CaptureMarcel Proust did write about memories springing forth unbidden when he re-experienced an uncommon phenomenon, things like a particular smell, or particular sound, or particular physical imbalance while walking.  But his work as it currently exists (well… more specifically, his work as it exists in English translation, since that’s the only language I know how to read) does reflect mnemonic instability.  By the end of the book, for instance, Dr. Cottard keeps dying and returning to life; here, let me quote a line + endnote from the Moncrieff / Kilmartin / Enright translation of “The Captive & The Fugitive” (which, no, I’m not sure who wrote the endnotes):

“However, one of Cottard’s pupils…”

“Oh, by the way, I never offered you my condolences: he was carried off very quickly, poor fellow!”

“Ah, yes, there we are, he died, as everyone has to.  He’d killed enough people for it to be his turn to have a bit of his own medicine.”*

* Cottard will nevertheless reappear — indeed at this same soiree — to die during the Great War, in Time Regained.

Or there’s this endnote from the Mayor / Kilmartin / Enright translation of “Time Regained”:

* This passage is also rather surprising, since Rachel has been identified several pages before.  All such inconsistencies are attributable to Proust’s endless additions to his original text.  He died before he had time to resolve the resulting confusions.

… but to me, having Cottard cycle between death and life actually increases the veracity of the book.  Because it’s so easy to mix up stories in our memories… telling a story to someone and including as one of the principal actors a friend of yours whom you hadn’t met, for instance.  That type of chronological mix-up seems pretty common, and yet we can vividly picture the involvement of a friend who couldn’t possibly have been there.  And I like to think that those “errors,” the life/death cycling of Dr. Cottard, for instance, are things Proust should have kept in his book even if he’d had more time to work on it.  Because memory isn’t perfect, and he describes so many phenomena of memory well that I like to imagine his imperfections are intentional as well.
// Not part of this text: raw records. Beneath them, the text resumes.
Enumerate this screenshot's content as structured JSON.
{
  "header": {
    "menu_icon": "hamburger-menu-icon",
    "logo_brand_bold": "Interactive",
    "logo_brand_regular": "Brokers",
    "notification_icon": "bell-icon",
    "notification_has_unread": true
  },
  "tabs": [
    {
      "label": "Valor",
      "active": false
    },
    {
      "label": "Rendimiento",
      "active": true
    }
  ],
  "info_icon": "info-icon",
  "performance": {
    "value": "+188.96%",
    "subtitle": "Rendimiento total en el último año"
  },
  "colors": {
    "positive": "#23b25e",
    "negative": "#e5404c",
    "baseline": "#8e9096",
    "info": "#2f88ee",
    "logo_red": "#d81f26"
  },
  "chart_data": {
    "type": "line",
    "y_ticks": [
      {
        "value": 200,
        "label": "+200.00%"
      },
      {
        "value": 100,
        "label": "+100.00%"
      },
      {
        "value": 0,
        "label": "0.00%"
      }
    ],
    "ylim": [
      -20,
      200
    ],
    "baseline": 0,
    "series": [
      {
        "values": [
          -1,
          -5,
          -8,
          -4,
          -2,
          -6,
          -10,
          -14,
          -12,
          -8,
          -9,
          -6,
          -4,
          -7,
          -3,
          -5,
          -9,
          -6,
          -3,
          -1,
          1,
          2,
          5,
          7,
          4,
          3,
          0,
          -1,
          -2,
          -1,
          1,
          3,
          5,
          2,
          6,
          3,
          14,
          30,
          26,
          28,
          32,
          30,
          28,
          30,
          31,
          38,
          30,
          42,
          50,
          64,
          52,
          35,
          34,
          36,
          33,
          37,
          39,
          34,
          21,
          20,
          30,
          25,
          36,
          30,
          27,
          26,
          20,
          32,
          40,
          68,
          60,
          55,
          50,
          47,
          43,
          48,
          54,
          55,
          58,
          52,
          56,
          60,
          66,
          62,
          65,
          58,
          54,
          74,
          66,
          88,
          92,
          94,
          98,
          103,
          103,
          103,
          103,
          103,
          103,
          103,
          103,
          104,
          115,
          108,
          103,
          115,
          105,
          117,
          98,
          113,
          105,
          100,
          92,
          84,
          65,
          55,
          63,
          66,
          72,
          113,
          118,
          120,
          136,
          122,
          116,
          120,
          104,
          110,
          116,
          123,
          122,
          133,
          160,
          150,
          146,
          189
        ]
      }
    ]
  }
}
… Perhaps that last paragraph would be improved by appending that quote from James Joyce’s “Ulysses” that a lot of people like: “A man of genius makes no mistakes.  His errors are volitional and are the portals to discovery.”  But if I were going to quote Joyce, those aren’t the lines I’d pick – they are from the section of his book I like, Stephen Dedalus’s riff on Shakespeare, but I don’t agree with that particular sentiment.  Everybody makes mistakes, and the stuff I liked about the end of “In Search of Lost Time” probably wasn’t intentional and might’ve been “fixed” if Proust had lived longer, so I’d rather just celebrate that sometimes we make inadvertent beauty.  If I was quoting Joyce I’d rather find a way to work in this excellent chunk of ribaldry (which has the added virtue of being quoted for the OED’s entry for “scortatory” – definitely a fun word):

Revolutionary_Joyce_Better_Contrast“Twenty years he lived in London and, during part of that time, he drew a salary equal to that of the lord chancellor of Ireland.  His life was rich.  His art, more than the art of feudalism, as Walt Whitman called it, is the art of surfeit.  Hot herringpies, green mugs of sack, honeysauces, sugar of roses, marchpane, gooseberries pigeons, ringcandies, Sir Walter Raleigh, when they arrested him, had half a million francs on his back including a pair of fancy stays.  The gombeen woman Eliza Tudor had underlinen enough to vie with her of Sheba.  Twenty years he dallied there between conjugal love and its chaste delights and scortatory love and its foul pleasures.  You know Manningham’s story of the burgher’s wife who bade Dick Burbage to her bed after she had seen him in Richard III and how Shakespeare, overhearing, without more ado about nothing, took the cow by the horns and, when Burbage came knocking at the gate, answered from the capon’s blankets: William the conqueror came before Richard III.”